EXERCISE REQUIREMENTS: Reproduce the records word for word, leaving out any pictures they hold.

.....

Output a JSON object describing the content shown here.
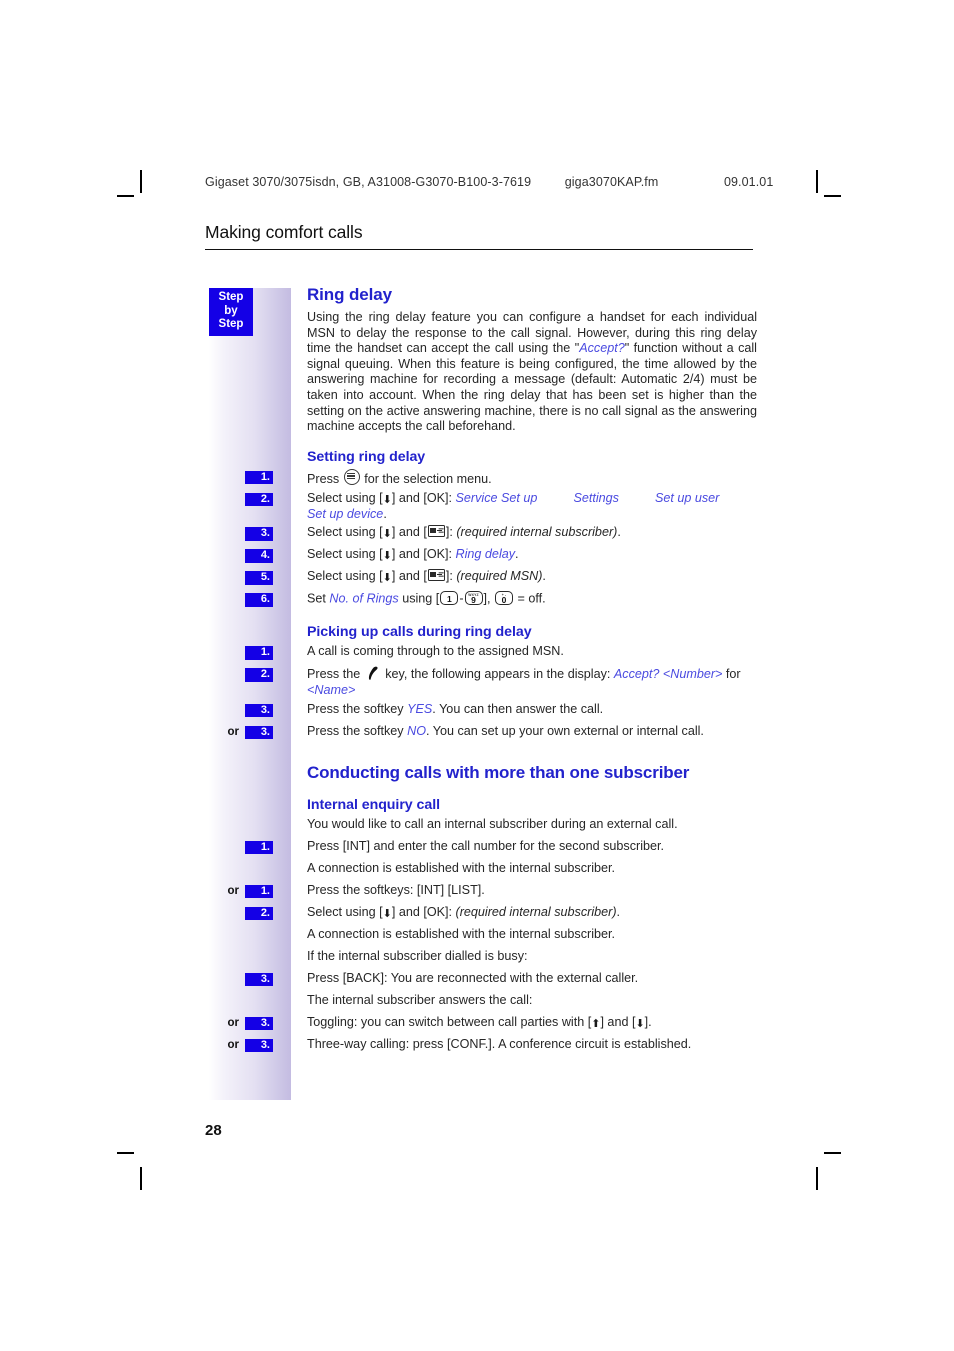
{
  "running_head": {
    "document": "Gigaset 3070/3075isdn, GB, A31008-G3070-B100-3-7619",
    "file": "giga3070KAP.fm",
    "date": "09.01.01"
  },
  "chapter_title": "Making comfort calls",
  "margin_tab": {
    "line1": "Step",
    "line2": "by",
    "line3": "Step"
  },
  "page_number": "28",
  "colors": {
    "heading_blue": "#2222cc",
    "chip_blue": "#1400e6",
    "inline_blue": "#4a4ae0"
  },
  "sections": [
    {
      "heading": "Ring delay",
      "intro": "Using the ring delay feature you can configure a handset for each individual MSN to delay the response to the call signal. However, during this ring delay time the handset can accept the call using the \"Accept?\" function without a call signal queuing. When this feature is being configured, the time allowed by the answering machine for recording a message (default: Automatic 2/4) must be taken into account. When the ring delay that has been set is higher than the setting on the active answering machine, there is no call signal as the answering machine accepts the call beforehand.",
      "intro_emph": "Accept?",
      "subsections": [
        {
          "heading": "Setting ring delay",
          "steps": [
            {
              "num": "1.",
              "or": "",
              "text_before": "Press ",
              "icon": "menu-icon",
              "text_after": " for the selection menu."
            },
            {
              "num": "2.",
              "or": "",
              "lead": "Select using [",
              "arrow": "down-arrow-icon",
              "mid": "] and [OK]: ",
              "menu_path": [
                "Service Set up",
                "Settings",
                "Set up user",
                "Set up device"
              ],
              "trail": "."
            },
            {
              "num": "3.",
              "or": "",
              "lead": "Select using [",
              "arrow": "down-arrow-icon",
              "mid": "] and [",
              "key": "display-key-icon",
              "after": "]: ",
              "italic": "(required internal subscriber)",
              "trail": "."
            },
            {
              "num": "4.",
              "or": "",
              "lead": "Select using [",
              "arrow": "down-arrow-icon",
              "mid": "] and [OK]: ",
              "blue_italic": "Ring delay",
              "trail": "."
            },
            {
              "num": "5.",
              "or": "",
              "lead": "Select using [",
              "arrow": "down-arrow-icon",
              "mid": "] and [",
              "key": "display-key-icon",
              "after": "]: ",
              "italic": "(required MSN)",
              "trail": "."
            },
            {
              "num": "6.",
              "or": "",
              "lead": "Set ",
              "blue_italic": "No. of Rings",
              "mid": " using [",
              "digit_from": "1",
              "digit_dash": "-",
              "digit_to": "9",
              "digit_to_sup": "WXYZ",
              "after": "], ",
              "digit_off": "0",
              "digit_off_sup": "+ -",
              "trail": " = off."
            }
          ]
        },
        {
          "heading": "Picking up calls during ring delay",
          "steps": [
            {
              "num": "1.",
              "or": "",
              "plain": "A call is coming through to the assigned MSN."
            },
            {
              "num": "2.",
              "or": "",
              "lead": "Press the ",
              "icon": "phone-handset-icon",
              "mid": " key, the following appears in the display: ",
              "blue_italic": "Accept? <Number>",
              "after": " for ",
              "blue_italic2": "<Name>"
            },
            {
              "num": "3.",
              "or": "",
              "lead": "Press the softkey ",
              "blue_italic": "YES",
              "trail": ". You can then answer the call."
            },
            {
              "num": "3.",
              "or": "or",
              "lead": "Press the softkey ",
              "blue_italic": "NO",
              "trail": ". You can set up your own external or internal call."
            }
          ]
        }
      ]
    },
    {
      "heading": "Conducting calls with more than one subscriber",
      "subsections": [
        {
          "heading": "Internal enquiry call",
          "steps": [
            {
              "num": "",
              "or": "",
              "plain": "You would like to call an internal subscriber during an external call."
            },
            {
              "num": "1.",
              "or": "",
              "plain": "Press [INT] and enter the call number for the second subscriber."
            },
            {
              "num": "",
              "or": "",
              "plain": "A connection is established with the internal subscriber."
            },
            {
              "num": "1.",
              "or": "or",
              "plain": "Press the softkeys: [INT]     [LIST]."
            },
            {
              "num": "2.",
              "or": "",
              "lead": "Select using [",
              "arrow": "down-arrow-icon",
              "mid": "] and [OK]: ",
              "italic": "(required internal subscriber)",
              "trail": "."
            },
            {
              "num": "",
              "or": "",
              "plain": "A connection is established with the internal subscriber."
            },
            {
              "num": "",
              "or": "",
              "plain": "If the internal subscriber dialled is busy:"
            },
            {
              "num": "3.",
              "or": "",
              "plain": "Press [BACK]: You are reconnected with the external caller."
            },
            {
              "num": "",
              "or": "",
              "plain": "The internal subscriber answers the call:"
            },
            {
              "num": "3.",
              "or": "or",
              "lead": "Toggling: you can switch between call parties with [",
              "arrow_up": "up-arrow-icon",
              "mid": "] and [",
              "arrow": "down-arrow-icon",
              "trail": "]."
            },
            {
              "num": "3.",
              "or": "or",
              "plain": "Three-way calling: press [CONF.]. A conference circuit is established."
            }
          ]
        }
      ]
    }
  ]
}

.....

EXERCISE RESPONSE:
Output a JSON object describing the content shown here.
{
  "running_head": {
    "document": "Gigaset 3070/3075isdn, GB, A31008-G3070-B100-3-7619",
    "file": "giga3070KAP.fm",
    "date": "09.01.01"
  },
  "chapter_title": "Making comfort calls",
  "margin_tab": {
    "line1": "Step",
    "line2": "by",
    "line3": "Step"
  },
  "page_number": "28",
  "colors": {
    "heading_blue": "#2222cc",
    "chip_blue": "#1400e6",
    "inline_blue": "#4a4ae0"
  },
  "sections": [
    {
      "heading": "Ring delay",
      "intro": "Using the ring delay feature you can configure a handset for each individual MSN to delay the response to the call signal. However, during this ring delay time the handset can accept the call using the \"Accept?\" function without a call signal queuing. When this feature is being configured, the time allowed by the answering machine for recording a message (default: Automatic 2/4) must be taken into account. When the ring delay that has been set is higher than the setting on the active answering machine, there is no call signal as the answering machine accepts the call beforehand.",
      "intro_emph": "Accept?",
      "subsections": [
        {
          "heading": "Setting ring delay",
          "steps": [
            {
              "num": "1.",
              "or": "",
              "text_before": "Press ",
              "icon": "menu-icon",
              "text_after": " for the selection menu."
            },
            {
              "num": "2.",
              "or": "",
              "lead": "Select using [",
              "arrow": "down-arrow-icon",
              "mid": "] and [OK]: ",
              "menu_path": [
                "Service Set up",
                "Settings",
                "Set up user",
                "Set up device"
              ],
              "trail": "."
            },
            {
              "num": "3.",
              "or": "",
              "lead": "Select using [",
              "arrow": "down-arrow-icon",
              "mid": "] and [",
              "key": "display-key-icon",
              "after": "]: ",
              "italic": "(required internal subscriber)",
              "trail": "."
            },
            {
              "num": "4.",
              "or": "",
              "lead": "Select using [",
              "arrow": "down-arrow-icon",
              "mid": "] and [OK]: ",
              "blue_italic": "Ring delay",
              "trail": "."
            },
            {
              "num": "5.",
              "or": "",
              "lead": "Select using [",
              "arrow": "down-arrow-icon",
              "mid": "] and [",
              "key": "display-key-icon",
              "after": "]: ",
              "italic": "(required MSN)",
              "trail": "."
            },
            {
              "num": "6.",
              "or": "",
              "lead": "Set ",
              "blue_italic": "No. of Rings",
              "mid": " using [",
              "digit_from": "1",
              "digit_dash": "-",
              "digit_to": "9",
              "digit_to_sup": "WXYZ",
              "after": "], ",
              "digit_off": "0",
              "digit_off_sup": "+ -",
              "trail": " = off."
            }
          ]
        },
        {
          "heading": "Picking up calls during ring delay",
          "steps": [
            {
              "num": "1.",
              "or": "",
              "plain": "A call is coming through to the assigned MSN."
            },
            {
              "num": "2.",
              "or": "",
              "lead": "Press the ",
              "icon": "phone-handset-icon",
              "mid": " key, the following appears in the display: ",
              "blue_italic": "Accept? <Number>",
              "after": " for ",
              "blue_italic2": "<Name>"
            },
            {
              "num": "3.",
              "or": "",
              "lead": "Press the softkey ",
              "blue_italic": "YES",
              "trail": ". You can then answer the call."
            },
            {
              "num": "3.",
              "or": "or",
              "lead": "Press the softkey ",
              "blue_italic": "NO",
              "trail": ". You can set up your own external or internal call."
            }
          ]
        }
      ]
    },
    {
      "heading": "Conducting calls with more than one subscriber",
      "subsections": [
        {
          "heading": "Internal enquiry call",
          "steps": [
            {
              "num": "",
              "or": "",
              "plain": "You would like to call an internal subscriber during an external call."
            },
            {
              "num": "1.",
              "or": "",
              "plain": "Press [INT] and enter the call number for the second subscriber."
            },
            {
              "num": "",
              "or": "",
              "plain": "A connection is established with the internal subscriber."
            },
            {
              "num": "1.",
              "or": "or",
              "plain": "Press the softkeys: [INT]     [LIST]."
            },
            {
              "num": "2.",
              "or": "",
              "lead": "Select using [",
              "arrow": "down-arrow-icon",
              "mid": "] and [OK]: ",
              "italic": "(required internal subscriber)",
              "trail": "."
            },
            {
              "num": "",
              "or": "",
              "plain": "A connection is established with the internal subscriber."
            },
            {
              "num": "",
              "or": "",
              "plain": "If the internal subscriber dialled is busy:"
            },
            {
              "num": "3.",
              "or": "",
              "plain": "Press [BACK]: You are reconnected with the external caller."
            },
            {
              "num": "",
              "or": "",
              "plain": "The internal subscriber answers the call:"
            },
            {
              "num": "3.",
              "or": "or",
              "lead": "Toggling: you can switch between call parties with [",
              "arrow_up": "up-arrow-icon",
              "mid": "] and [",
              "arrow": "down-arrow-icon",
              "trail": "]."
            },
            {
              "num": "3.",
              "or": "or",
              "plain": "Three-way calling: press [CONF.]. A conference circuit is established."
            }
          ]
        }
      ]
    }
  ]
}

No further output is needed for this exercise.